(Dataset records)
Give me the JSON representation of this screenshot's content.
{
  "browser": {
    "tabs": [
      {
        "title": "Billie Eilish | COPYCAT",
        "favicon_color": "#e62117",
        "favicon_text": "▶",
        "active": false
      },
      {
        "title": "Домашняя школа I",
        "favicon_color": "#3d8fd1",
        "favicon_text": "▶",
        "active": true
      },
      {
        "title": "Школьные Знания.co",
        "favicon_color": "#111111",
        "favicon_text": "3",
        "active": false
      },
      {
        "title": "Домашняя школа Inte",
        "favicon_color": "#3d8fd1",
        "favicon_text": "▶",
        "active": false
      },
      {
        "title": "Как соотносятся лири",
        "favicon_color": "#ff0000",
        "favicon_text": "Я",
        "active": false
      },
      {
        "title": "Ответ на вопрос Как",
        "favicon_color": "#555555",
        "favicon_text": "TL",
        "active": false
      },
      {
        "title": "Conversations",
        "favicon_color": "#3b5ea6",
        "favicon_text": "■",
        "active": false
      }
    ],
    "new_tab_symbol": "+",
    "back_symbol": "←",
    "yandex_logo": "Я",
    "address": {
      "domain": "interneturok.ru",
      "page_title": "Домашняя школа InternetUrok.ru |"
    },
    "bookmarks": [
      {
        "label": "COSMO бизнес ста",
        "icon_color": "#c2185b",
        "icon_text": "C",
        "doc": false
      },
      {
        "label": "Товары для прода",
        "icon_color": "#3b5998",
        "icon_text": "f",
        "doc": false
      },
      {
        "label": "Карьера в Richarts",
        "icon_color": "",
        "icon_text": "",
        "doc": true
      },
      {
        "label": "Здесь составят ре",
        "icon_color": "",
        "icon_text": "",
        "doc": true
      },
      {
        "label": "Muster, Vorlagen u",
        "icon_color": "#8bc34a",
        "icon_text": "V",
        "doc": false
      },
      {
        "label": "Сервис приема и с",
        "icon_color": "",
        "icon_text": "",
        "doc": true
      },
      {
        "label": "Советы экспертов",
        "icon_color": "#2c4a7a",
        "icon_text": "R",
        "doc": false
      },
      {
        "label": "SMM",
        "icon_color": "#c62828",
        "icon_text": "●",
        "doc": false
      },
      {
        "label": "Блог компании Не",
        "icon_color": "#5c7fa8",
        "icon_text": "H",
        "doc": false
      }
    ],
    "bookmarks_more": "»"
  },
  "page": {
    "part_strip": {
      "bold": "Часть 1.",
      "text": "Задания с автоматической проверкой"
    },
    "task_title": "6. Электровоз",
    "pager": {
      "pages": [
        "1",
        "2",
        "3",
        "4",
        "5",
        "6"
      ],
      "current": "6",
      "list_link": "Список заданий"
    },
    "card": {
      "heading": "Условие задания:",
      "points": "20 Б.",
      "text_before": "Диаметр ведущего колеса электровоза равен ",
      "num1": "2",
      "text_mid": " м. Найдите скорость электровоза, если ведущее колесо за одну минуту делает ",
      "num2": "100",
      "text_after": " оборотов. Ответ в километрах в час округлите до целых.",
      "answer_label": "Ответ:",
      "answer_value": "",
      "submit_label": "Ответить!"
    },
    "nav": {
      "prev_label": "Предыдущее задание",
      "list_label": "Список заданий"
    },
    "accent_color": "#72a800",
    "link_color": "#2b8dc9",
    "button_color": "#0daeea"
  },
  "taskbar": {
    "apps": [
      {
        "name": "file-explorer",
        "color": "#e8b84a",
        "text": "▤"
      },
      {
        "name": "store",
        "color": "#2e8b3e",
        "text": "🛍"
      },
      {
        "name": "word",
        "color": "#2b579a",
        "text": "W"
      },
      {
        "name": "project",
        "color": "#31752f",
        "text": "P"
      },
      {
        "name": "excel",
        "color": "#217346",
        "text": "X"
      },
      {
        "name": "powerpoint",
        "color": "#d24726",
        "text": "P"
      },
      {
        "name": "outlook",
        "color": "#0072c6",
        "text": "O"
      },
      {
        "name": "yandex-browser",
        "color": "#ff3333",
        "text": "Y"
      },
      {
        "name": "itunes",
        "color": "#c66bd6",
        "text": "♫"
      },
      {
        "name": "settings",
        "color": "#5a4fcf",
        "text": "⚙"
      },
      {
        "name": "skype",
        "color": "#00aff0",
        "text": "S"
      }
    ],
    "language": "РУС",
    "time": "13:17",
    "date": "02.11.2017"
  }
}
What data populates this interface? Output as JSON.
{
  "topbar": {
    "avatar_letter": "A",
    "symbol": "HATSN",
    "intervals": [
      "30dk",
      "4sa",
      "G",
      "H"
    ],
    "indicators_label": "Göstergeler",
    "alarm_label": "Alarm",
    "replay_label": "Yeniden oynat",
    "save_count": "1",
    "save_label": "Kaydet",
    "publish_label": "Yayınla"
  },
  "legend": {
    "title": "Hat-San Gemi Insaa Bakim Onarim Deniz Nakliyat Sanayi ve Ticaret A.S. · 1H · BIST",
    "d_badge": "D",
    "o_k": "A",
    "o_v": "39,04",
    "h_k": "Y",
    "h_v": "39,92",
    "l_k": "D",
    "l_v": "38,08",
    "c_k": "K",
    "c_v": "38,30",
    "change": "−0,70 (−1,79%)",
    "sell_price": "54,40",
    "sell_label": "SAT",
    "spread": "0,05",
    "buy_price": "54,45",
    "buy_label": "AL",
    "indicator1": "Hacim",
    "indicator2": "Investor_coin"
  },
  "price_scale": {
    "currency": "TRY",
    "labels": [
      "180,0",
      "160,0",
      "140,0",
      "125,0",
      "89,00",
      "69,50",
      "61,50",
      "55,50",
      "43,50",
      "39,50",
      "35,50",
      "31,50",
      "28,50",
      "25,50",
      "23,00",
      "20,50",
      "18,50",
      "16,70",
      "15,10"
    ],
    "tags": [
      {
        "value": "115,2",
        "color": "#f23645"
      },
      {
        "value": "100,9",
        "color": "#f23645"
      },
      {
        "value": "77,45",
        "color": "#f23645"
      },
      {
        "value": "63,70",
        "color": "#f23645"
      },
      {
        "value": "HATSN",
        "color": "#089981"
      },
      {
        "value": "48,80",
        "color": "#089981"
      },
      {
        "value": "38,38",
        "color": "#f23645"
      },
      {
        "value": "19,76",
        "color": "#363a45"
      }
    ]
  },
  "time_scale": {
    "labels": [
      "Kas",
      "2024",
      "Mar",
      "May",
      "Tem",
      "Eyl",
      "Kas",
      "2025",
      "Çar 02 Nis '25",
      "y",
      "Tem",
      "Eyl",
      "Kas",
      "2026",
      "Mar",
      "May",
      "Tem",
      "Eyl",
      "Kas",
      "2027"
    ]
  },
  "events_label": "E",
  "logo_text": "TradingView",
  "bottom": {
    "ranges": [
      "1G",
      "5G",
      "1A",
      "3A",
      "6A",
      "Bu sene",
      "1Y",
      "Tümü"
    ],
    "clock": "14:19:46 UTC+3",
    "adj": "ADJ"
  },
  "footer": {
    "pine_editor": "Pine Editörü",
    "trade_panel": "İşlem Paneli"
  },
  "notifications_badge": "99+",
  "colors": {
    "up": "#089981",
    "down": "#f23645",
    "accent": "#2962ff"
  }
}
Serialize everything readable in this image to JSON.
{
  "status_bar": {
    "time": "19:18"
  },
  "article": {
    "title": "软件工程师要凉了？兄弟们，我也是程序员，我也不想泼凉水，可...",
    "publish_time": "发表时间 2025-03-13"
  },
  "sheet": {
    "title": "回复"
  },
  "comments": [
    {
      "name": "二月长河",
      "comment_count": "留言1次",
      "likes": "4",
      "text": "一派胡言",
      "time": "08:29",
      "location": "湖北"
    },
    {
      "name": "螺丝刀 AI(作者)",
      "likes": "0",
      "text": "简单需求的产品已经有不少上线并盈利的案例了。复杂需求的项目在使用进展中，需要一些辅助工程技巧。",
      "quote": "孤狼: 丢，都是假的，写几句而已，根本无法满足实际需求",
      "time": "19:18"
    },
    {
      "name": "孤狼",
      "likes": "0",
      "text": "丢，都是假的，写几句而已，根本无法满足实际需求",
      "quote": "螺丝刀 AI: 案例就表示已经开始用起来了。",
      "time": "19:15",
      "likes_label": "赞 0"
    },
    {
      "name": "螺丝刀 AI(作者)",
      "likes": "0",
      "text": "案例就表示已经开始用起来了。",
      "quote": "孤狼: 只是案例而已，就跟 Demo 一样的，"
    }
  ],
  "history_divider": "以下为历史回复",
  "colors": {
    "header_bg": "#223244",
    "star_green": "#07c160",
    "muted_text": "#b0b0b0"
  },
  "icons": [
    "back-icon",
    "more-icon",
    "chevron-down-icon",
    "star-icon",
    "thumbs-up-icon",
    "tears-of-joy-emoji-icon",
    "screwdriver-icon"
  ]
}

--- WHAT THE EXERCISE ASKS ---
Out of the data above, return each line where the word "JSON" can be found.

--- ANSWER TO THE EXERCISE ---
Give me the JSON representation of this screenshot's content.
What data populates this interface? Output as JSON.
Serialize everything readable in this image to JSON.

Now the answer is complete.